◆ **What is being asked**
Go through the listing below and list every line with "Женские".

◆ **Exercise data**
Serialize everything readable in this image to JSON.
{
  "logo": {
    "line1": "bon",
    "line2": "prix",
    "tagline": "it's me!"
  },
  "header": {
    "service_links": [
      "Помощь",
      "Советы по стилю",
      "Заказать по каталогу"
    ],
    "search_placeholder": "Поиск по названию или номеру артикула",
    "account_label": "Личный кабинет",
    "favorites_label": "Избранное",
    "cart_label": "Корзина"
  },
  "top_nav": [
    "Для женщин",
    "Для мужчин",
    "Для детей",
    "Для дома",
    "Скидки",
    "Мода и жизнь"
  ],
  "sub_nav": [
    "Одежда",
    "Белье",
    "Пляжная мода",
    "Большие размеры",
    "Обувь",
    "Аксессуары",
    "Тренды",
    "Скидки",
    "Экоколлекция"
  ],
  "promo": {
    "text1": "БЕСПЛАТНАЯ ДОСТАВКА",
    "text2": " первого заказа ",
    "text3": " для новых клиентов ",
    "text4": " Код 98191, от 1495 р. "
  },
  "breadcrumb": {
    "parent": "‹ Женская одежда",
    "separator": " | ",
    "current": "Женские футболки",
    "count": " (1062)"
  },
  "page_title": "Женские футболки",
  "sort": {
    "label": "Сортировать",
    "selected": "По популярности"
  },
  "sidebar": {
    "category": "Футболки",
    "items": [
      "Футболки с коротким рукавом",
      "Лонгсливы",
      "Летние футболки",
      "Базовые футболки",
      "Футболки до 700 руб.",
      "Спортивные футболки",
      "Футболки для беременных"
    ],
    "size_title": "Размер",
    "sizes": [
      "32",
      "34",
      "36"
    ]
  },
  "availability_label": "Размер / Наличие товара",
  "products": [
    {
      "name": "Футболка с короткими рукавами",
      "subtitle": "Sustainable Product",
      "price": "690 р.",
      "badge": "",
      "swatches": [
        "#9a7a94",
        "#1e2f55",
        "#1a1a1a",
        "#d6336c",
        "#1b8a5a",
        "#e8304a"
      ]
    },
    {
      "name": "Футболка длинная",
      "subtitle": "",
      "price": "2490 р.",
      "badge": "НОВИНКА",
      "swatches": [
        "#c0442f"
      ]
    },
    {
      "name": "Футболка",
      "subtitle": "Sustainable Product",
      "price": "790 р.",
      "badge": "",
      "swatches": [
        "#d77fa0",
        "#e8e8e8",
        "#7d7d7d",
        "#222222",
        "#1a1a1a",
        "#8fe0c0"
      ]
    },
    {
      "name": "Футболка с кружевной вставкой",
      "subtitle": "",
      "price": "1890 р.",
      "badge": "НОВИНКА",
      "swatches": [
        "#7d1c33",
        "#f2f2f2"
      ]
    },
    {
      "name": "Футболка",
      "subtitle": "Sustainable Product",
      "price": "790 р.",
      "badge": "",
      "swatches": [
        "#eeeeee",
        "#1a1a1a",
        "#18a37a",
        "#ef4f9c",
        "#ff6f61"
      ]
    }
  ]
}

◆ **Task response**
    "current": "Женские футболки",
  "page_title": "Женские футболки",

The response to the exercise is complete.